### Task objective:
A single figure is required: the number of lines below in which the word "value" occurs.

### Entries taken from a collection:
++++

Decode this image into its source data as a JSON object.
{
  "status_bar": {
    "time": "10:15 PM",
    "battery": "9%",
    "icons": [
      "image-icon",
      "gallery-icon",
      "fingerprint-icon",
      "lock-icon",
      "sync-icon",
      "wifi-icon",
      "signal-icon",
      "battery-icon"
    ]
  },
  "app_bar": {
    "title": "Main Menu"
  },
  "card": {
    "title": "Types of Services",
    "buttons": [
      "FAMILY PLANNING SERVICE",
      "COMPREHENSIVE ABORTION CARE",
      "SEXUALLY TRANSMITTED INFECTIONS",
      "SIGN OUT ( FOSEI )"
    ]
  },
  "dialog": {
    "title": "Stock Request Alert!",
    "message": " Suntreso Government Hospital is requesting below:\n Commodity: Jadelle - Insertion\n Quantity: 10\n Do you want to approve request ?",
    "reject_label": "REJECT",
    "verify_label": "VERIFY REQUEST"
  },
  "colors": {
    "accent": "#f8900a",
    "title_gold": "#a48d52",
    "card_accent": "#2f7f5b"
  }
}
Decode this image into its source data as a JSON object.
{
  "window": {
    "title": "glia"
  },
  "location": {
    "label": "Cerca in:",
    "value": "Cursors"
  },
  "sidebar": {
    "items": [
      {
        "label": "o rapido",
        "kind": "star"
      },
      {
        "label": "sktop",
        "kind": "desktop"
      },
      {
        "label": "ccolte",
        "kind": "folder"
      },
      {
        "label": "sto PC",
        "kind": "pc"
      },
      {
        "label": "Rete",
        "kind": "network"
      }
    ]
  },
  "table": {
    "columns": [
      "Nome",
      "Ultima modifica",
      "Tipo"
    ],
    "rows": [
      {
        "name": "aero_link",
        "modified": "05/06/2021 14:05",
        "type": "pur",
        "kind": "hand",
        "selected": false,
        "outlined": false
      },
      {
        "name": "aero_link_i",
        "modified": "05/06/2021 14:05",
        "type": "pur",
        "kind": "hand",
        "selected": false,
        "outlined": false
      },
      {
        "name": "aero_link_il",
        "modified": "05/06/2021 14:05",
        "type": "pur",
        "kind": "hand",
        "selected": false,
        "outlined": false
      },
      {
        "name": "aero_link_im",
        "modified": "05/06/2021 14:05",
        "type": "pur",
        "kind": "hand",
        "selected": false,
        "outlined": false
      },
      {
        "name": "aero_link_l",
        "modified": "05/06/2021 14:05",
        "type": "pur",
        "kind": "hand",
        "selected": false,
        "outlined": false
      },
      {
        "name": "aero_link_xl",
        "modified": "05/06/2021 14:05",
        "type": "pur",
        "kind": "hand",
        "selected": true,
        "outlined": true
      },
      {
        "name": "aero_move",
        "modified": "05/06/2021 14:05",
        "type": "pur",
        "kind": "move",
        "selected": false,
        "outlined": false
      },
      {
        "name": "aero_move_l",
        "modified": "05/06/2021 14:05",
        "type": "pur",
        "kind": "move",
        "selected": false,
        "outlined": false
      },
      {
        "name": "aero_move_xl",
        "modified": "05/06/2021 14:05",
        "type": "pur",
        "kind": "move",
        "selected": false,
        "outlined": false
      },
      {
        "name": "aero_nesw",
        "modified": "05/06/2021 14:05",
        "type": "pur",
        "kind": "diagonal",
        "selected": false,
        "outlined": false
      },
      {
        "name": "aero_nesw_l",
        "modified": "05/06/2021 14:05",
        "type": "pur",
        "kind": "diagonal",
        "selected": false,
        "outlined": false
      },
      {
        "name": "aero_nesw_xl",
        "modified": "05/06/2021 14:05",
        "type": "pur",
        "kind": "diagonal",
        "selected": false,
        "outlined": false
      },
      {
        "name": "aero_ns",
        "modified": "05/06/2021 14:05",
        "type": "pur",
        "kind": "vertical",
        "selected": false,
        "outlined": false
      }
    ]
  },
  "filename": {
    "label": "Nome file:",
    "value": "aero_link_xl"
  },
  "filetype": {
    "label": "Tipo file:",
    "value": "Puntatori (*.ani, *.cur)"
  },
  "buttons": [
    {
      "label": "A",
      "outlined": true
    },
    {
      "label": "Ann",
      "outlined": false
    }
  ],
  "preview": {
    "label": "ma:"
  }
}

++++

### Solved exercise:
3